When I was 16, I began what was later deemed the third-Sunday curse. My dad spoke in church every third Sunday and for months I inevitably did something stupid the night before.
The initiator of the curse was a lovely June day, a few months before my 17th birthday. I had an opportunity to go to to a basketball camp with the rest of my team. I also had an opportunity to spend a day serving with my church group. I knew which one I wanted to pick. I also knew which opportunity I should pick.
So I did the right thing.
And I wasn’t happy about it. At all. I was actually a pretty big punk about the whole thing.

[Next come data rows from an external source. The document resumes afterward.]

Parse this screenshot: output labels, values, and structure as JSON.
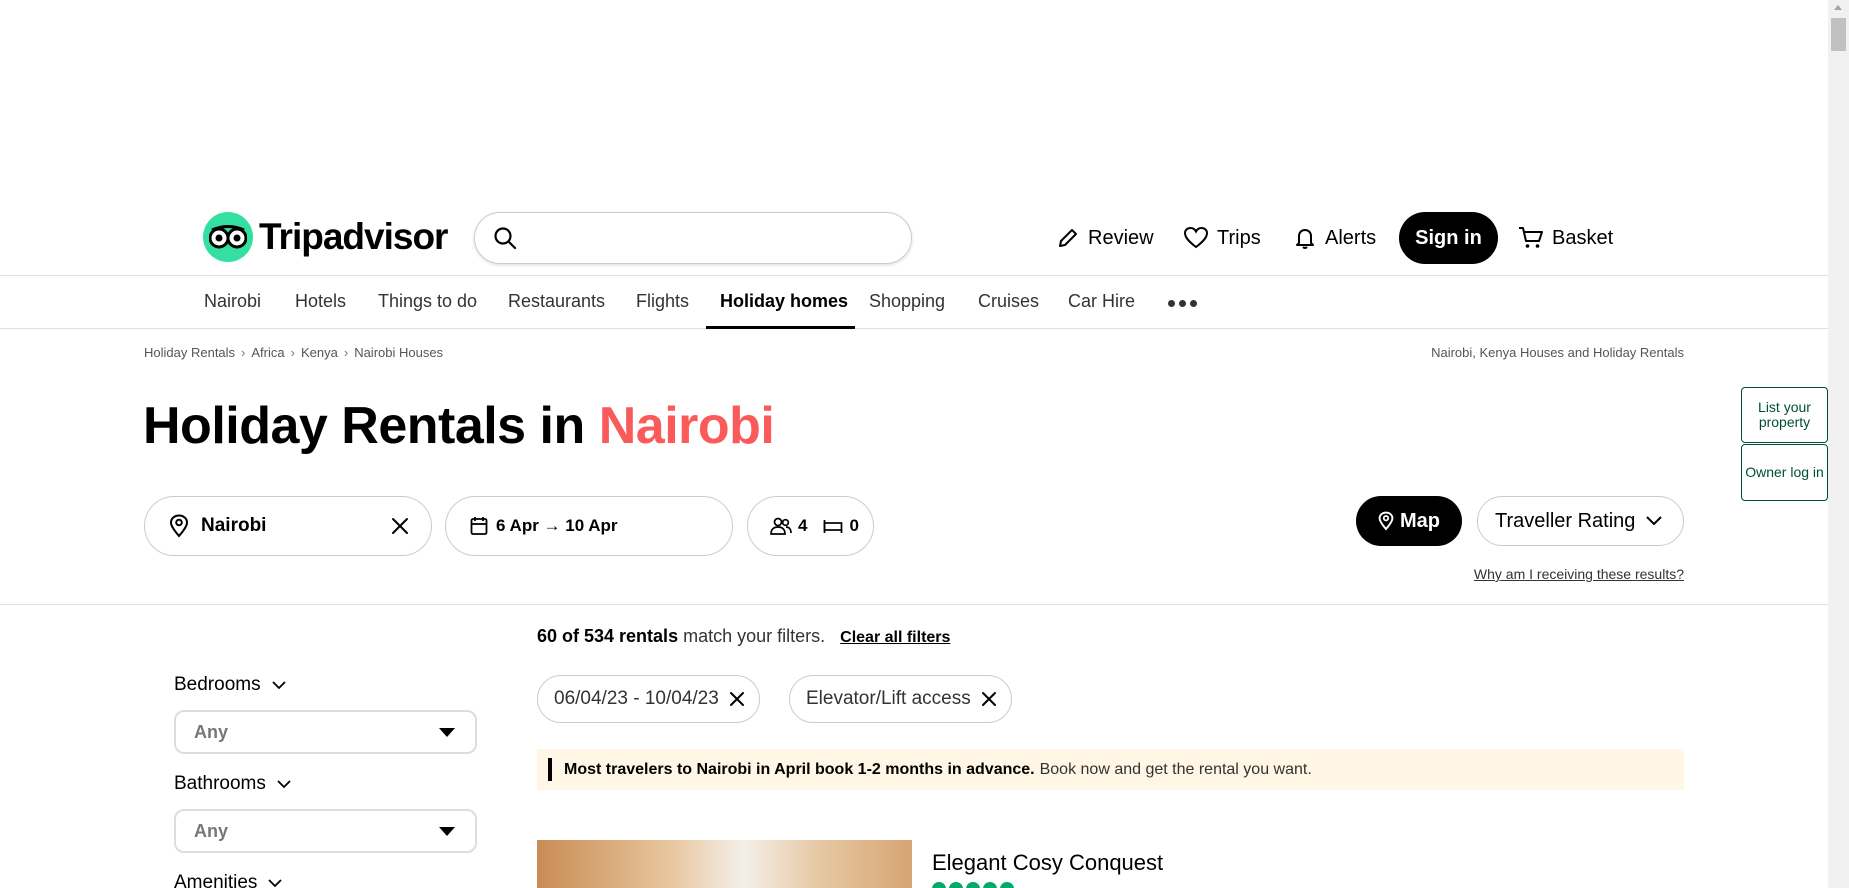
{
  "header": {
    "logo_text": "Tripadvisor",
    "search_placeholder": "",
    "review": "Review",
    "trips": "Trips",
    "alerts": "Alerts",
    "signin": "Sign in",
    "basket": "Basket"
  },
  "nav": {
    "items": [
      "Nairobi",
      "Hotels",
      "Things to do",
      "Restaurants",
      "Flights",
      "Holiday homes",
      "Shopping",
      "Cruises",
      "Car Hire"
    ],
    "active": "Holiday homes"
  },
  "breadcrumb": {
    "items": [
      "Holiday Rentals",
      "Africa",
      "Kenya",
      "Nairobi Houses"
    ],
    "right": "Nairobi, Kenya Houses and Holiday Rentals"
  },
  "side": {
    "list_property": "List your property",
    "owner_login": "Owner log in"
  },
  "title": {
    "prefix": "Holiday Rentals in ",
    "city": "Nairobi"
  },
  "filters": {
    "location": "Nairobi",
    "dates": "6 Apr → 10 Apr",
    "guests": "4",
    "bedrooms_count": "0",
    "map": "Map",
    "sort": "Traveller Rating",
    "why": "Why am I receiving these results?"
  },
  "sidebar": {
    "bedrooms_label": "Bedrooms",
    "bedrooms_value": "Any",
    "bathrooms_label": "Bathrooms",
    "bathrooms_value": "Any",
    "amenities_label": "Amenities"
  },
  "results": {
    "count_bold": "60 of 534 rentals",
    "count_rest": " match your filters.",
    "clear": "Clear all filters",
    "chips": [
      "06/04/23 - 10/04/23",
      "Elevator/Lift access"
    ],
    "notice_bold": "Most travelers to Nairobi in April book 1-2 months in advance.",
    "notice_rest": "Book now and get the rental you want.",
    "listing_title": "Elegant Cosy Conquest",
    "listing_rating": 5
  },
  "colors": {
    "accent": "#fa5a5a",
    "brand_green": "#34e0a1",
    "dark_green": "#004f32",
    "rating_green": "#00aa6c"
  }
}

We were painting a barn that day. Remember, it was June. It was a hot June, too. My friend and I had plans to dye my hair red that night and decided we may as well get a head start with the red barn paint. After one of our leaders assured us it was water-based paint (guys, barn paint is NOT water-based) my 16-year-old brain decided it would be brilliant to paint my head.
(Spoiler alert: Red paint + hours in the sun = BAD IDEA!)

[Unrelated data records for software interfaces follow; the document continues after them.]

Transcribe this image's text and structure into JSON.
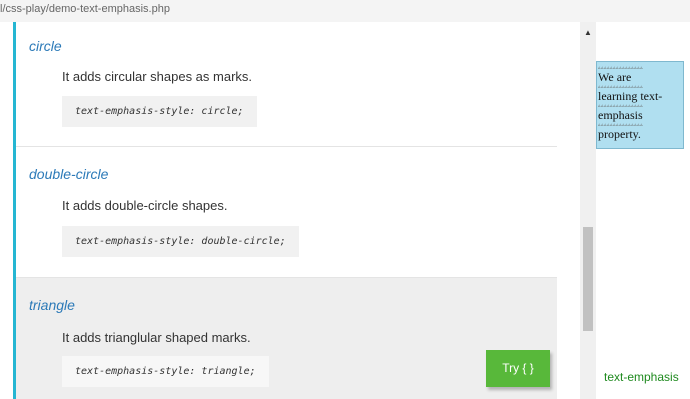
{
  "url": "l/css-play/demo-text-emphasis.php",
  "sections": [
    {
      "title": "circle",
      "description": "It adds circular shapes as marks.",
      "code": "text-emphasis-style: circle;"
    },
    {
      "title": "double-circle",
      "description": "It adds double-circle shapes.",
      "code": "text-emphasis-style: double-circle;"
    },
    {
      "title": "triangle",
      "description": "It adds trianglular shaped marks.",
      "code": "text-emphasis-style: triangle;"
    }
  ],
  "try_button": "Try { }",
  "demo": {
    "lines": [
      "We are",
      "learning text-",
      "emphasis",
      "property."
    ],
    "emphasis_marks": "▵▵▵▵▵▵▵▵▵▵▵▵▵▵▵",
    "caption": "text-emphasis"
  },
  "colors": {
    "accent": "#25b6d2",
    "title_link": "#2c7ab8",
    "try_button_bg": "#58b83a",
    "demo_bg": "#b0dff0",
    "caption": "#1f8a1f"
  }
}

I came home to shower and, to my complete dismay, the paint didn’t come out. Well, pieces of it did, and it looked awful. I refused to let my parents take pictures that night, and I’m kind of wishing now that they had, just so I could show you how truly awful it looked.
The misery had only just begun.
I went to a dance that night with red paint splotching my head in a way that could only be described as post-modern grunge… All plans to dye my hair that night went out the window. I had to figure out how to get the paint out of my hair..
So I went home to some very-not-pleased parents. Despite their frustration with me, they were willing to help figure out a solution my mess.
They tried rubbing alcohol first, I think. Something… anything to break up the paint. They tried paint thinner, too. No such luck.
Lighter fluid finally did the trick, but it wasn’t easy. No, lighter fluid was just enough to loosen up the paint to the point that it could be pulled out of my hair strand by strand.
My hair at the time was quite thick and quite long. I’m also extremely tender headed. This was – BY FAR – the most pain I’d EVER experienced. (Even to this day, I think it’s the most pain I’ve experienced. I’ve even given birth without medication. I’d repeat labor. I would NOT repeat this hair moment…)
Anyway, back to the story.
My wonderful parents spent hours pulling paint out of my hair, strand by strand. I flung tears off my face. Big, huge, dragon tears. I couldn’t do anything but sit there, completely defeated and in excruciating pain, despite my parents’ gentle methodical hands.
To this day, I’ve never dyed my hair.
The curse went on for a while. There was a car accident involved, and a late-night bonfire. I’m not a big believer in actual curses, but there was something eerie about those few months. My parents even got to the point that they were half-joking-half-serious about making me stay in on the Saturday before the third Sunday.
Do you know what broke the curse, though?
I decided to go cliff jumping the Saturday before the third Sunday of the month. I chose that day on purpose. I had to defeat the curse.
So, my friend and I picked our spot and went cliff jumping. We were smart about it, too. And you know what? We had a great time. No injuries, no car accidents, no paint. Just a good time flying off rocks into a freezing cold lake.
I beat the third-Sunday curse.
I think opportunity is a lot like the third-Sunday curse. It’s easy to see where things will go wrong. It’s easy to avoid opportunity for fear that something bad might happen. When we let fear select our opportunity, we lose the ability to decide for ourselves. We forget we have this awesome ability to choose – to decide for ourselves what opportunities to take and what opportunities aren’t right. We let opportunity happen to us instead of happening to opportunity. We leave things up to chance and then blame silly things like third-Sunday curses.
I’m going to beat the curse again and again. I’m intentionally choosing my opportunity. I’m owning it, and taking the blame for the consequences. I’ll enjoy the moment of free fall and I’ll enjoy the splash of mountain water on a hot summer day.
Care to join me?